[Start of Attachment]

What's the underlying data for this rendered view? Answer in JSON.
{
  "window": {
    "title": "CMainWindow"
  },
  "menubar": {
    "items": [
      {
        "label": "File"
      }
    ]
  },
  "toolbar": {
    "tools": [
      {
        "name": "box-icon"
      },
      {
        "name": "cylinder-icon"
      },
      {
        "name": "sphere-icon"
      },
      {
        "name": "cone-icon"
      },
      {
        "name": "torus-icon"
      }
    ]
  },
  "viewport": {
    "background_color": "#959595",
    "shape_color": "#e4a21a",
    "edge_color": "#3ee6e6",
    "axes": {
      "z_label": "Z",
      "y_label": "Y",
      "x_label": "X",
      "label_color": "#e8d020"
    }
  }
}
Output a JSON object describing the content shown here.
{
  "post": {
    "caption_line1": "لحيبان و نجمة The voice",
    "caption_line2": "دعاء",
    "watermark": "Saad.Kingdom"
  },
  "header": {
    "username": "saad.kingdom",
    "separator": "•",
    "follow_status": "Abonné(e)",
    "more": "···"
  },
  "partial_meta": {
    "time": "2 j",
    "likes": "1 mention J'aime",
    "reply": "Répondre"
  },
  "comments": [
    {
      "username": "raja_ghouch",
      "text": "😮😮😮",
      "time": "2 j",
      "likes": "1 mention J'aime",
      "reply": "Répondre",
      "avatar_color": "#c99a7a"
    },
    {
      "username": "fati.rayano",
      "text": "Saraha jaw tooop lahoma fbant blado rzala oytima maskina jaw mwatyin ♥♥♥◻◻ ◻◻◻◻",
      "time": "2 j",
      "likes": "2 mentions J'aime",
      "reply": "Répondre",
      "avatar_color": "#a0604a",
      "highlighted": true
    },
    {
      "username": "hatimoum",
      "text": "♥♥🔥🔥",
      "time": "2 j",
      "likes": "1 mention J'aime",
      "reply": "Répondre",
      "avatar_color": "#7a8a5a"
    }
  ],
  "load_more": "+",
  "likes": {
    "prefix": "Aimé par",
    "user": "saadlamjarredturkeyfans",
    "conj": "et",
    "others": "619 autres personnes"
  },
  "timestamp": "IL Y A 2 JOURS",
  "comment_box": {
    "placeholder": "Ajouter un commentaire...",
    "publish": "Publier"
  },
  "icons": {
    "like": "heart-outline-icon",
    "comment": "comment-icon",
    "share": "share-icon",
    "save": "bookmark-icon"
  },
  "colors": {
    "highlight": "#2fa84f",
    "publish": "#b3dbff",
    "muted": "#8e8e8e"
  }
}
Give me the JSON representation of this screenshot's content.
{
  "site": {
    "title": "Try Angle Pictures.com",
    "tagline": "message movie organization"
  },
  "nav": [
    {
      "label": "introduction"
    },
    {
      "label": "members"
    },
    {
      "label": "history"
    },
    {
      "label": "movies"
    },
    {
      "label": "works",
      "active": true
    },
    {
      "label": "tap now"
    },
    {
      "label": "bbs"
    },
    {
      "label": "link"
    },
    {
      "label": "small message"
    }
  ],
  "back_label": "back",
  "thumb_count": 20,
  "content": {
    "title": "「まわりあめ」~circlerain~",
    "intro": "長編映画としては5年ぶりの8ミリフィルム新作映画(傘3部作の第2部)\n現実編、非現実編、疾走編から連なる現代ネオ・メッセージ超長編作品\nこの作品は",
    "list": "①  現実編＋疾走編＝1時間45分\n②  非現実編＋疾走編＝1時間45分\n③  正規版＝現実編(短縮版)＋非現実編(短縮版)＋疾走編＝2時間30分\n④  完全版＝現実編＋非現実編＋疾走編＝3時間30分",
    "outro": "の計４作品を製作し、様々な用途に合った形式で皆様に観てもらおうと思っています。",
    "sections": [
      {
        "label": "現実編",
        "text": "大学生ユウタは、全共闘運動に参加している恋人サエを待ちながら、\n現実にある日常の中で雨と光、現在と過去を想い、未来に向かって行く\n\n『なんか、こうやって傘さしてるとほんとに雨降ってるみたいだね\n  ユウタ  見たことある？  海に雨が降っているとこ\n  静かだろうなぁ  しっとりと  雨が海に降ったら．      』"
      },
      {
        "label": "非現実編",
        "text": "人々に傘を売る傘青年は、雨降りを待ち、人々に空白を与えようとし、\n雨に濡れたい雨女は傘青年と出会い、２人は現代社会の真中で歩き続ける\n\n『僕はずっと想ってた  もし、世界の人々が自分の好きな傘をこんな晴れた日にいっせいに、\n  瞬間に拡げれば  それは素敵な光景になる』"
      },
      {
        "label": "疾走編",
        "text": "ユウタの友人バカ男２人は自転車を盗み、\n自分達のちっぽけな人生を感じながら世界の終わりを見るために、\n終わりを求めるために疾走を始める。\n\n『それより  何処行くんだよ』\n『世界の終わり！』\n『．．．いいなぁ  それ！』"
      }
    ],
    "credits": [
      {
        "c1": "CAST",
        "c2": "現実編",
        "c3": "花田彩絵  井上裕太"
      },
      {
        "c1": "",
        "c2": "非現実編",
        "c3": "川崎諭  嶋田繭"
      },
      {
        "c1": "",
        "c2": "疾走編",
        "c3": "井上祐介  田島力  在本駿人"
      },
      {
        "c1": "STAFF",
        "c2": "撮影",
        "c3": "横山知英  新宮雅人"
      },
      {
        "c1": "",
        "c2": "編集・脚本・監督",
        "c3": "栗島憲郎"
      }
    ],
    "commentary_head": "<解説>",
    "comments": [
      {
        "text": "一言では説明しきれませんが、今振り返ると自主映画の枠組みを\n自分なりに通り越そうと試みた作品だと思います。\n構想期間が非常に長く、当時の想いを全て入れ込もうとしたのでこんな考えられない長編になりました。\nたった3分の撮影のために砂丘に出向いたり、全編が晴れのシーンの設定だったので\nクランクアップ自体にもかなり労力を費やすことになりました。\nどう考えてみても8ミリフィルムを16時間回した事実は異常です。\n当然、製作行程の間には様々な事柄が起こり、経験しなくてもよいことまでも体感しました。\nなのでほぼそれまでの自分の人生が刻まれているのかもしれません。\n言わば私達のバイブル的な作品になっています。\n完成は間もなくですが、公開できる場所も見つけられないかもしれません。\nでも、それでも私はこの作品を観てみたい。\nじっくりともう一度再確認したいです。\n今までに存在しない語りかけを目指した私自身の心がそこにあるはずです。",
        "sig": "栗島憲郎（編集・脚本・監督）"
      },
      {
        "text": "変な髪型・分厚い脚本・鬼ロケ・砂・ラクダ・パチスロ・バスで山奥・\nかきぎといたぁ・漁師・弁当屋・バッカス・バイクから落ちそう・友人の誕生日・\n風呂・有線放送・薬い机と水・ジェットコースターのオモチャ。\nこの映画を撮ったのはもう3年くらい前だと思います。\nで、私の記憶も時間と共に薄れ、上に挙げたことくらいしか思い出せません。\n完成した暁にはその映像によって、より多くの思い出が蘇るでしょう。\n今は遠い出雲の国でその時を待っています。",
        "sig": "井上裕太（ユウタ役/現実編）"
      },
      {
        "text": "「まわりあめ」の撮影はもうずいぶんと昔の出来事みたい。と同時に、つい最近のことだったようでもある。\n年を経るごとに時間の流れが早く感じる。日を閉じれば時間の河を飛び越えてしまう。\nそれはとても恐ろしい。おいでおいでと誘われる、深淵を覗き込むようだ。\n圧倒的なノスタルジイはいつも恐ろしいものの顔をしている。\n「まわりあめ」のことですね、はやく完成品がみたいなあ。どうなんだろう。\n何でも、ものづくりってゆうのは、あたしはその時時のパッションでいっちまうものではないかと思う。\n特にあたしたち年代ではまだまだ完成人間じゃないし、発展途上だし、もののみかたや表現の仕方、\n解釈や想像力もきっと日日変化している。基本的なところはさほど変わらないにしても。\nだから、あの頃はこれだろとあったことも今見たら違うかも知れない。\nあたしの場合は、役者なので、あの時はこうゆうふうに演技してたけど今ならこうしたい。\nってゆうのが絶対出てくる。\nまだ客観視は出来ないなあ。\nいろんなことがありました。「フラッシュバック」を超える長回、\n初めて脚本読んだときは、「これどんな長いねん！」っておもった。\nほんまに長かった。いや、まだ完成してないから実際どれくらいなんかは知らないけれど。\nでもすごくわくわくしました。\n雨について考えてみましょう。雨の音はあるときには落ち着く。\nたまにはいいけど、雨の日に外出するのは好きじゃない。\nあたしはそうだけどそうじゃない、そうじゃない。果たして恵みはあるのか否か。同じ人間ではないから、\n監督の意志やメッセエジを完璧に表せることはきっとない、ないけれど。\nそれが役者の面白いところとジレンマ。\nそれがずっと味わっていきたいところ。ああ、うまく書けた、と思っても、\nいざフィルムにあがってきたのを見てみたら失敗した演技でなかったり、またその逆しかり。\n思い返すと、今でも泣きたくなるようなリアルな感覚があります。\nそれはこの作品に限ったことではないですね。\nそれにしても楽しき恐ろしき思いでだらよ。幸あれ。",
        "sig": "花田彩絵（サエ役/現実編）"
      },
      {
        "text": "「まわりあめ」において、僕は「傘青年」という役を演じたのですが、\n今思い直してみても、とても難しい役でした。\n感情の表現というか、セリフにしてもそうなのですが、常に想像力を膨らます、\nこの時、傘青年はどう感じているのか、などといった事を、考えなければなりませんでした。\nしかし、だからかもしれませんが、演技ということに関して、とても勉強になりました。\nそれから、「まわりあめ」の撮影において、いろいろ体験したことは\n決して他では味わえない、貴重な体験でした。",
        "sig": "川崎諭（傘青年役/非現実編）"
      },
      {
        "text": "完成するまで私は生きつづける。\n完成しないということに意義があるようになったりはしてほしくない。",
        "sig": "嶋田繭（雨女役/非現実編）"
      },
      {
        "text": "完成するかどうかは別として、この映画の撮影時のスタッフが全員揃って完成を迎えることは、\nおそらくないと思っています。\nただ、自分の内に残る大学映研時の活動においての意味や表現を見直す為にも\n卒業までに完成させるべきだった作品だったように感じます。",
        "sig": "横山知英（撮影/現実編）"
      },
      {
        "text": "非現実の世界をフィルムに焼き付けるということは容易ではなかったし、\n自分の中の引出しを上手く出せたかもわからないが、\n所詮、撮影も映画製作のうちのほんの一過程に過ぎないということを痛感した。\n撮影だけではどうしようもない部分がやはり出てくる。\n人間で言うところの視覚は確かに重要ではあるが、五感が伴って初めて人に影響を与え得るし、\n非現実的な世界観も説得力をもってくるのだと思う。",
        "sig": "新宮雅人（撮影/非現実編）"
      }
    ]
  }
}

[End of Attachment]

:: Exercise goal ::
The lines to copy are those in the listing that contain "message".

:: Answer section ::
    "tagline": "message movie organization"
      "label": "small message"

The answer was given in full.